    if (o.bytesSent !== undefined) s += " ("+ (o.bytesSent/1024000).toFixed(2) +" MB)";
  } else {
    s += "<br><br>";
  s += "<br>";
  if (o.bitrateMean !== undefined) {
    s += " Avg. bitrate: "+ (o.bitrateMean/1000000).toFixed(2) +" Mbps";
    if (o.bitrateStdDev !== undefined) {
      s += " ("+ (o.bitrateStdDev/1000000).toFixed(2) +" StdDev)";
    if (o.discardedPackets !== undefined) {
      s += " Discarded packts: "+ o.discardedPackets;
  s += "<br>";
  if (o.framerateMean !== undefined) {
    s += " Avg. framerate: "+ (o.framerateMean).toFixed(2) +" fps";
    if (o.framerateStdDev !== undefined) {
      s += " ("+ o.framerateStdDev.toFixed(2) +" StdDev)";
  if (o.droppedFrames !== undefined) s += " Dropped frames: "+ o.droppedFrames;
  if (o.jitter !== undefined) s += " Jitter: "+ o.jitter;
  return s;

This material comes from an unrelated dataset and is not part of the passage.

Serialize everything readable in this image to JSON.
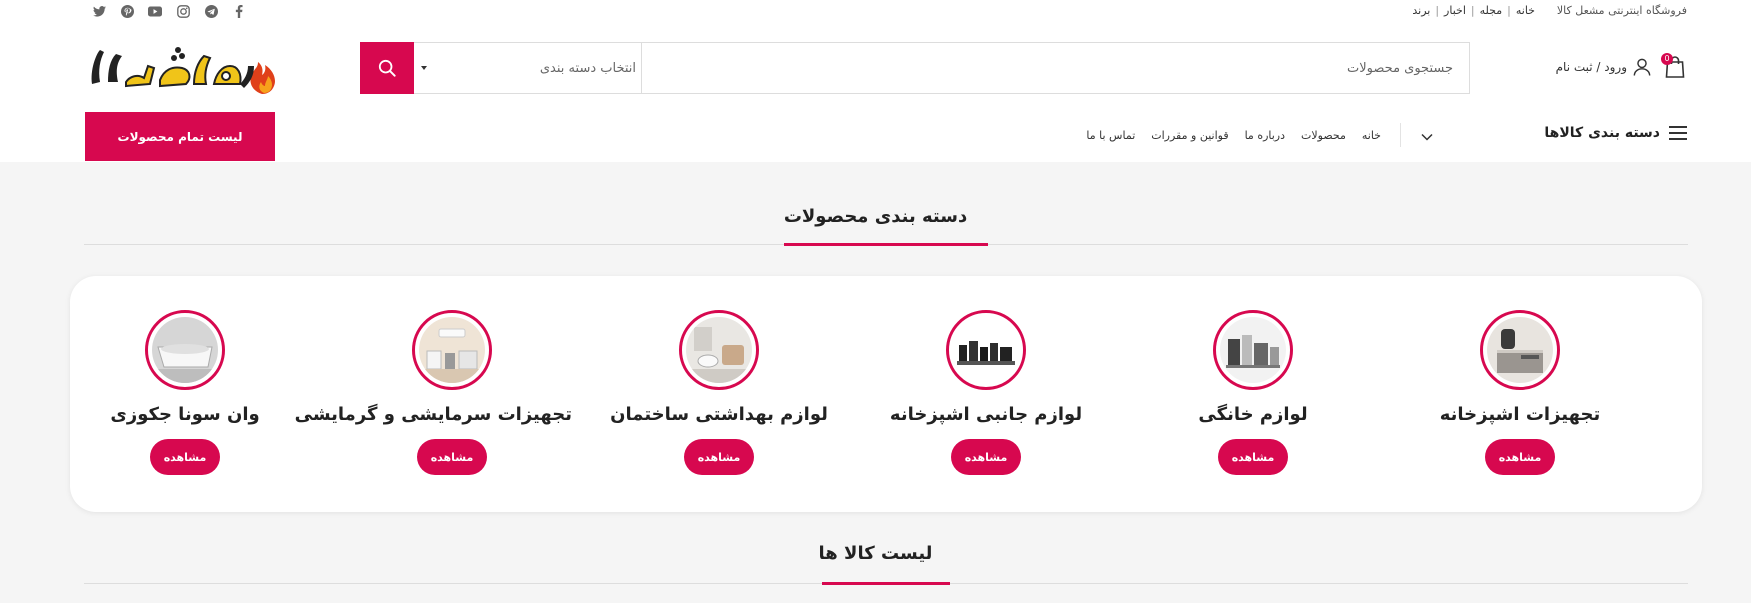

var wait = ms => new Promise(r => setTimeout(r, ms));
var repeat = (ms, func) => new Promise(r => (setInterval(func, ms), wait(ms).then(r)));
var log = msg => div.innerHTML = div.innerHTML + msg +"<br>";
var update = (div, msg) => div.innerHTML = msg;
var failed = e => log( +": "+ e.message +", line "+ e.lineNumber);
  <video id="v1" width="124" height="75" autoplay></video><br>
  <video id="v2" width="124" height="75" autoplay></video><br>
  <div id="statediv"></div></td>
<td><div id="div"></div><br><div id="statsdiv"></div></td>
<script src=""></script>

To see what's supported, do stats.forEach(stat => console.log(JSON.stringify(stat))) to dump everything. Hard to read but it's all there.

I believe a polyfill is planned shortly for adapter.js to bridge the gap until Chrome updates its implementation.

Update: I've updated the examples to use the new maplike syntax, to conform with the latest spec.